The lottery is a type of gambling where participants pay a small sum to purchase tickets with numbered numbers, and then the winnings are determined by chance. The winners are often awarded with large cash prizes, or other valuable goods such as cars and houses. People from all walks of life participate in lotteries. It is estimated that there are over 180 million players in the United States. Many of them play the lottery more than once a week (“frequent players”), while others play about one to three times a month (“regular players”).
In colonial America, lotteries were an important source of funding for both private and public projects. They were used to finance roads, canals, wharves, colleges, churches, and even militia fortifications. In fact, George Washington sponsored a lottery to raise money for a road across the Blue Ridge Mountains.
Since the founding of the country, lotteries have continued to be a popular source of state revenue. Many states, including California, New York, and Texas, have a statewide lottery. Some also have regional lotteries. These lotteries usually start with a small number of relatively simple games and then expand as demand grows. Eventually, they may include hundreds of different types of games.
Although the majority of state lotteries are conducted by private companies, some states run their own lotteries. In these cases, the state legislates a monopoly for itself; establishes a government agency or public corporation to run the lottery; and begins operations with a modest number of games.
Other states use a hybrid approach, licensing private companies to run the lottery in return for a share of the profits. This arrangement has a higher administrative cost but a lower risk of a conflict of interest. Regardless of the method in which they are run, most state lotteries have similar features: they are based on a random drawing for a prize; the prizes are assigned by a process that relies wholly on chance; and there are no entry fees.
The most common way for people to participate in a lottery is to buy a ticket. Tickets can be purchased from authorized retail outlets, which are typically convenience stores, gas stations, banks, and supermarkets. In addition, some private organizations, such as churches and fraternal organizations, sell lottery tickets. In total, there are over 186,000 retailers licensed to sell lottery products in the United States.
Lotteries are popular with voters, because they allow state governments to increase spending without imposing new taxes on the general population. This is particularly true in periods of economic stress, when voters may fear that their state’s fiscal health will force them to pay more in taxes or sacrifice programs.
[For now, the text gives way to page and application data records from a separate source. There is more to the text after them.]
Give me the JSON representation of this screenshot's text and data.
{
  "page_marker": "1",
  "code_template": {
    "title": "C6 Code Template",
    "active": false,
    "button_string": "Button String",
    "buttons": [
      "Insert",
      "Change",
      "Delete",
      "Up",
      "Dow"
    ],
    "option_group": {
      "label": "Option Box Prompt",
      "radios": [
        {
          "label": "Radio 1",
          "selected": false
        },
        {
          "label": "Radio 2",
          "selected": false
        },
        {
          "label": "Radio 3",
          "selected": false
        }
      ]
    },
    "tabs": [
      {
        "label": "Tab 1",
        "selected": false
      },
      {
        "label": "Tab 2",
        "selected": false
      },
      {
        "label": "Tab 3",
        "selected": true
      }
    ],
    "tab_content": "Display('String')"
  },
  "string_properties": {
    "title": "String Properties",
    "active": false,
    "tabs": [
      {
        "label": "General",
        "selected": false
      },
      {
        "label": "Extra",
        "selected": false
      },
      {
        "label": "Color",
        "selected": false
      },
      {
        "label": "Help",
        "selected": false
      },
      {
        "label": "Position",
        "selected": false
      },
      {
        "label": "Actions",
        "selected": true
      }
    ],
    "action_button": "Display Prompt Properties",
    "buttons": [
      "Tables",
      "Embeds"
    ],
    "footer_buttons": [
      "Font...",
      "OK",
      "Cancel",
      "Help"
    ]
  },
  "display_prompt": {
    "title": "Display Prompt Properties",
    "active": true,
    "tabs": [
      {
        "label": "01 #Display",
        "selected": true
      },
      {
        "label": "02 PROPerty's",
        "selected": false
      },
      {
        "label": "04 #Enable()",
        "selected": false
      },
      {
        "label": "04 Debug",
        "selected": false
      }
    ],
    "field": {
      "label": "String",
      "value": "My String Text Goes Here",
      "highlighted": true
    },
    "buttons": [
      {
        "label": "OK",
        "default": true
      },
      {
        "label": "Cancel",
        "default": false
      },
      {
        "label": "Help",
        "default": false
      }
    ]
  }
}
Many people believe that their chances of winning the lottery are greatly increased if they play frequently. In addition, many people have developed “quote-unquote” systems that they think will help them win, such as choosing certain numbers more often or buying their tickets at lucky stores or times of day. These are just examples of the irrational thinking that goes into lottery playing, but they don’t change the odds.